The Initiative’s questions and answers received to date follow as Attachment 1 at the end of my testimony.
I call your attention to submitted question #4b and the “non-answer” as an illustration of the confusion that still exists less than 60 days before applications are due. Although obviously a technical question, DOE deferred it to the IRS, which has provided no timetable of their response – nor is IRS likely to possess the technical background to appreciate the basis for this question. If this language were to remain, and depending on its interpretation, potentially, no project would qualify. All projects need start-up fuels, chiefly natural gas, in the testing and ramp-up period. These start-up fuels will be used in far less quantities during normal operations. As soon as a project uses the first molecule of natural gas for start-up, it fails this criterion based on current language. While this outcome might seem like a ridiculous scenario, unanswered, the question raises considerable doubts about how the notice will be applied.

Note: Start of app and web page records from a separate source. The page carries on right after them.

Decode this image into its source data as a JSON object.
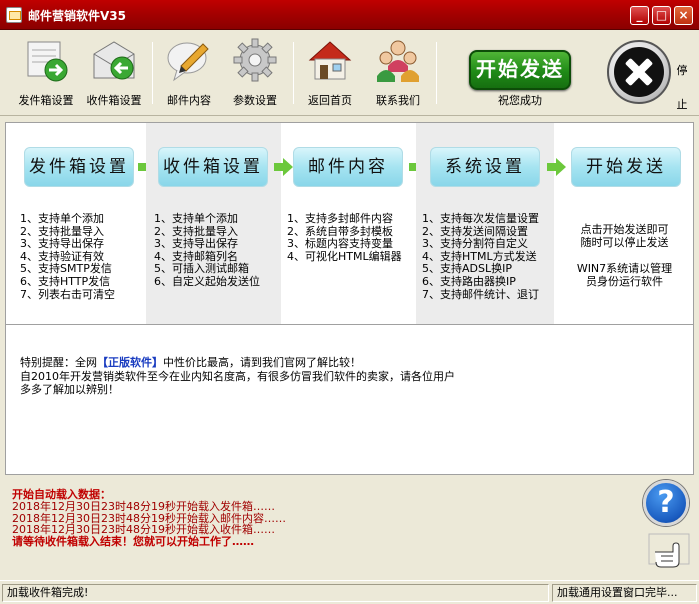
{
  "window": {
    "title": "邮件营销软件V35",
    "min_glyph": "_",
    "max_glyph": "□",
    "close_glyph": "×"
  },
  "toolbar": {
    "items": [
      {
        "label": "发件箱设置",
        "icon": "outbox-envelope-icon"
      },
      {
        "label": "收件箱设置",
        "icon": "inbox-envelope-icon"
      },
      {
        "label": "邮件内容",
        "icon": "pen-speech-bubble-icon"
      },
      {
        "label": "参数设置",
        "icon": "gear-icon"
      },
      {
        "label": "返回首页",
        "icon": "house-icon"
      },
      {
        "label": "联系我们",
        "icon": "people-group-icon"
      }
    ],
    "start_label": "开始发送",
    "start_caption": "祝您成功",
    "stop_label": "停止"
  },
  "steps": [
    {
      "title": "发件箱设置",
      "features": [
        "1、支持单个添加",
        "2、支持批量导入",
        "3、支持导出保存",
        "4、支持验证有效",
        "5、支持SMTP发信",
        "6、支持HTTP发信",
        "7、列表右击可清空"
      ]
    },
    {
      "title": "收件箱设置",
      "features": [
        "1、支持单个添加",
        "2、支持批量导入",
        "3、支持导出保存",
        "4、支持邮箱列名",
        "5、可插入测试邮箱",
        "6、自定义起始发送位"
      ]
    },
    {
      "title": "邮件内容",
      "features": [
        "1、支持多封邮件内容",
        "2、系统自带多封模板",
        "3、标题内容支持变量",
        "4、可视化HTML编辑器"
      ]
    },
    {
      "title": "系统设置",
      "features": [
        "1、支持每次发信量设置",
        "2、支持发送间隔设置",
        "3、支持分割符自定义",
        "4、支持HTML方式发送",
        "5、支持ADSL换IP",
        "6、支持路由器换IP",
        "7、支持邮件统计、退订"
      ]
    },
    {
      "title": "开始发送",
      "notes": [
        "点击开始发送即可",
        "随时可以停止发送",
        "",
        "WIN7系统请以管理",
        "员身份运行软件"
      ]
    }
  ],
  "notice": {
    "line1_a": "特别提醒：全网",
    "line1_highlight": "【正版软件】",
    "line1_b": "中性价比最高，请到我们官网了解比较！",
    "line2": "自2010年开发营销类软件至今在业内知名度高，有很多仿冒我们软件的卖家，请各位用户",
    "line3": "多多了解加以辨别！"
  },
  "log": [
    "开始自动载入数据：",
    "2018年12月30日23时48分19秒开始载入发件箱……",
    "2018年12月30日23时48分19秒开始载入邮件内容……",
    "2018年12月30日23时48分19秒开始载入收件箱……",
    "请等待收件箱载入结束！您就可以开始工作了……"
  ],
  "help_glyph": "?",
  "status": {
    "left": "加载收件箱完成!",
    "right": "加载通用设置窗口完毕..."
  }
}
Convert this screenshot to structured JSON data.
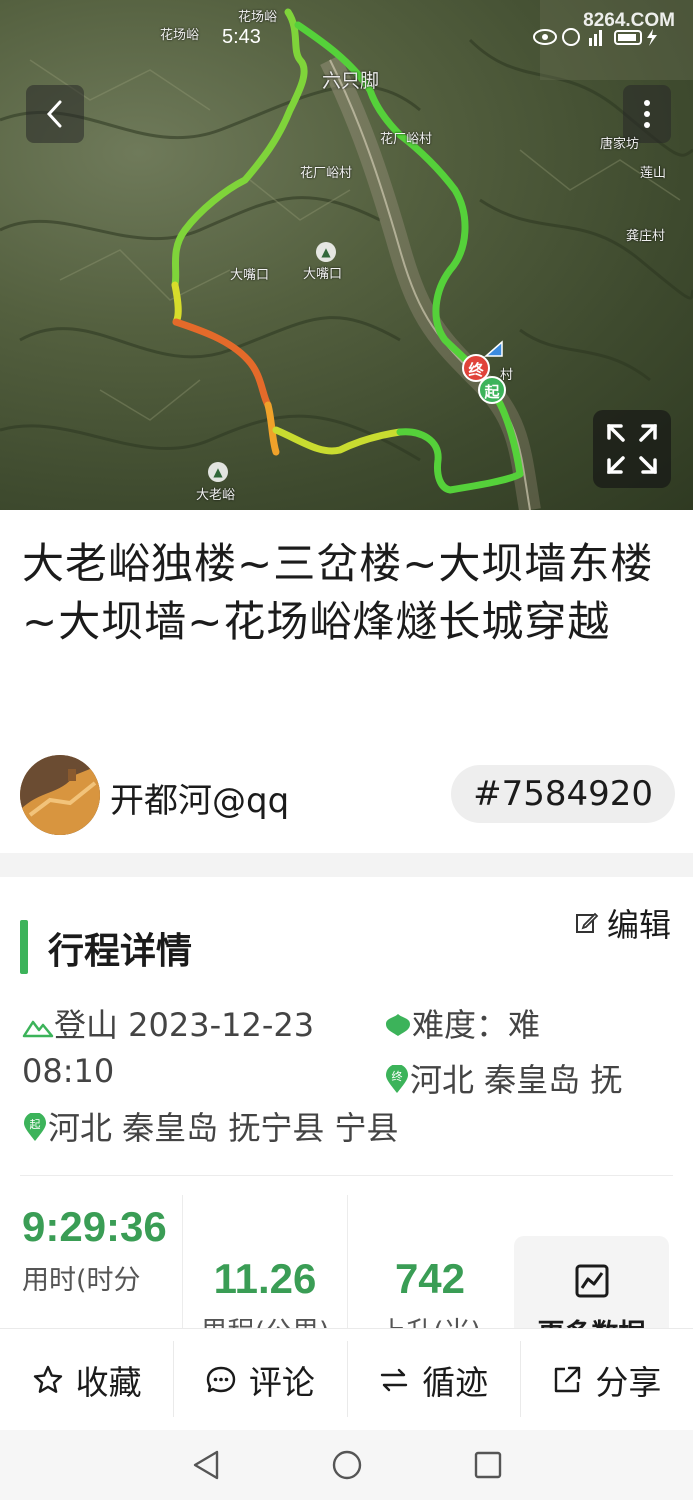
{
  "status_bar": {
    "time": "5:43",
    "watermark": "8264.COM"
  },
  "map": {
    "places": {
      "p1": "花场峪",
      "p2": "花场峪",
      "p3": "六只脚",
      "p4": "花厂峪村",
      "p5": "花厂峪村",
      "p6": "唐家坊",
      "p7": "莲山",
      "p8": "大嘴口",
      "p9": "大嘴口",
      "p10": "龚庄村",
      "p11": "大老峪",
      "p12": "村"
    },
    "start_label": "起",
    "end_label": "终",
    "route_colors": {
      "green": "#55d13a",
      "yellow": "#d7dd2b",
      "orange": "#f08a2a",
      "red": "#e25a2a"
    }
  },
  "title": "大老峪独楼~三岔楼~大坝墙东楼~大坝墙~花场峪烽燧长城穿越",
  "author": {
    "name": "开都河@qq",
    "track_id": "#7584920"
  },
  "detail": {
    "section_title": "行程详情",
    "edit_label": "编辑",
    "activity": "登山 2023-12-23 08:10",
    "difficulty": "难度：难",
    "end_location": "河北 秦皇岛 抚",
    "start_location": "河北 秦皇岛 抚宁县 宁县"
  },
  "stats": [
    {
      "value": "9:29:36",
      "label": "用时(时分"
    },
    {
      "value": "11.26",
      "label": "里程(公里)"
    },
    {
      "value": "742",
      "label": "上升(米)"
    }
  ],
  "more_data_label": "更多数据",
  "bottom_bar": {
    "favorite": "收藏",
    "comment": "评论",
    "follow_track": "循迹",
    "share": "分享"
  },
  "accent_color": "#3cb35a"
}
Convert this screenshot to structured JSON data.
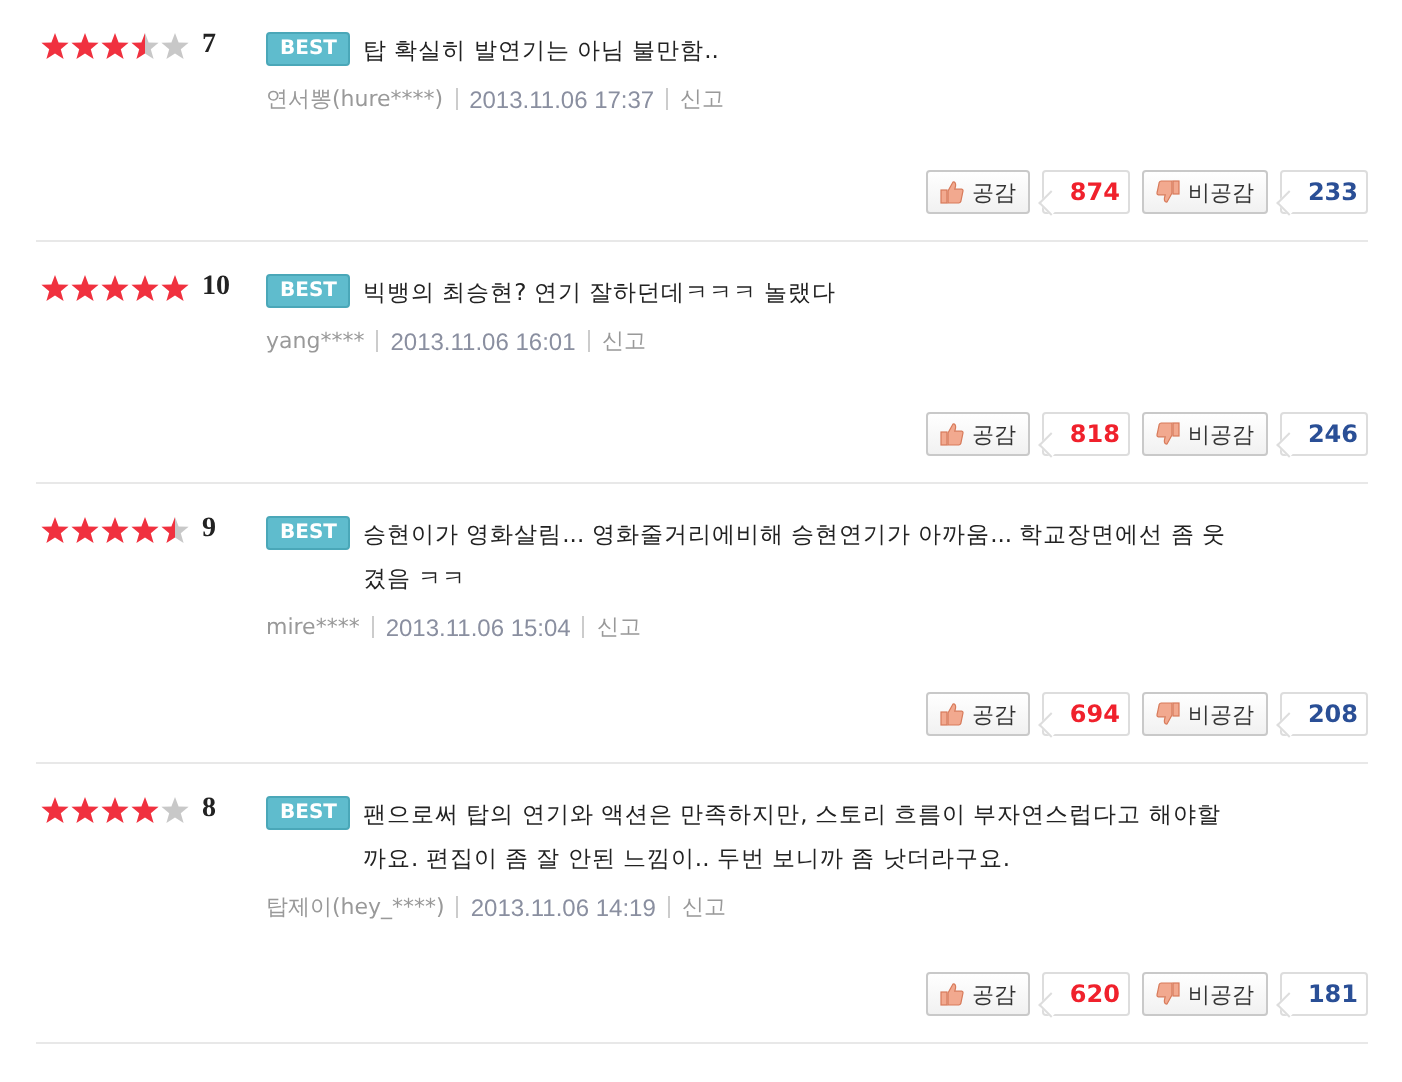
{
  "comments": [
    {
      "stars": 3.5,
      "score": "7",
      "badge": "BEST",
      "text": "탑 확실히 발연기는 아님 불만함..",
      "author": "연서뽕(hure****)",
      "date": "2013.11.06 17:37",
      "report": "신고",
      "like_label": "공감",
      "likes": "874",
      "dislike_label": "비공감",
      "dislikes": "233"
    },
    {
      "stars": 5,
      "score": "10",
      "badge": "BEST",
      "text": "빅뱅의 최승현? 연기 잘하던데ㅋㅋㅋ 놀랬다",
      "author": "yang****",
      "date": "2013.11.06 16:01",
      "report": "신고",
      "like_label": "공감",
      "likes": "818",
      "dislike_label": "비공감",
      "dislikes": "246"
    },
    {
      "stars": 4.5,
      "score": "9",
      "badge": "BEST",
      "text": "승현이가 영화살림... 영화줄거리에비해 승현연기가 아까움... 학교장면에선 좀 웃겼음 ㅋㅋ",
      "author": "mire****",
      "date": "2013.11.06 15:04",
      "report": "신고",
      "like_label": "공감",
      "likes": "694",
      "dislike_label": "비공감",
      "dislikes": "208"
    },
    {
      "stars": 4,
      "score": "8",
      "badge": "BEST",
      "text": "팬으로써 탑의 연기와 액션은 만족하지만, 스토리 흐름이 부자연스럽다고 해야할까요. 편집이 좀 잘 안된 느낌이.. 두번 보니까 좀 낫더라구요.",
      "author": "탑제이(hey_****)",
      "date": "2013.11.06 14:19",
      "report": "신고",
      "like_label": "공감",
      "likes": "620",
      "dislike_label": "비공감",
      "dislikes": "181"
    }
  ]
}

There needs to be an allowable and adequate start-up period before which such language is applied, or else there needs to be a more distinct boundary regarding its application to only the production of syngas from the gasification block (which is the primary boundary of the eligible property definition for application of the tax credit). Companies that are spending considerable time and money to develop applications and, more importantly, to develop projects that are essential to our nation’s energy objectives, deserve a straight answer, especially to questions as purely technical as #4b.
Another basis for concern is the non-response to question #5c and the second part of question #5b. This process-type question was again deferred to the IRS. Eastman and most of the companies that may apply for the ITC are public companies with extremely sensitive disclosure requirements. We need to know the process of public announcements in enough time so that we can be prepared with our concurrent public disclosure. This is a process question, not a policy question, so again it should be fairly straightforward to address.
Both of these questions were raised according to the DOE procedure on March 25th. DOE indicated a response time of about five business days. It is now May 1, the closing date for questions. Any applicant that has follow up questions regarding any response, or non-response, to previous questions will not be allowed to seek further clarification after today.
Let me close by encouraging you to maintain the integrity of this process. It is crucial, not only for those beneficiaries who have projects in the pipeline, but crucial for the country as well.
If the desire of this Congress continues to be one of providing help to the job-producing portion of the American economy – to keep jobs here in the U.S. – it is critical that you protect the funding for those sectors where it can do the most good: commercial, industrial projects.
That's where American jobs are on the line and that's where the real power of the country's economic engine lies.
For convenience, I have included a summary of the Industrial Gasification Initiative’s recommendations under Attachment 2 of my testimony.
Again, I thank you for the opportunity to share our concerns. And I thank you for the leadership you've already demonstrated on this important topic.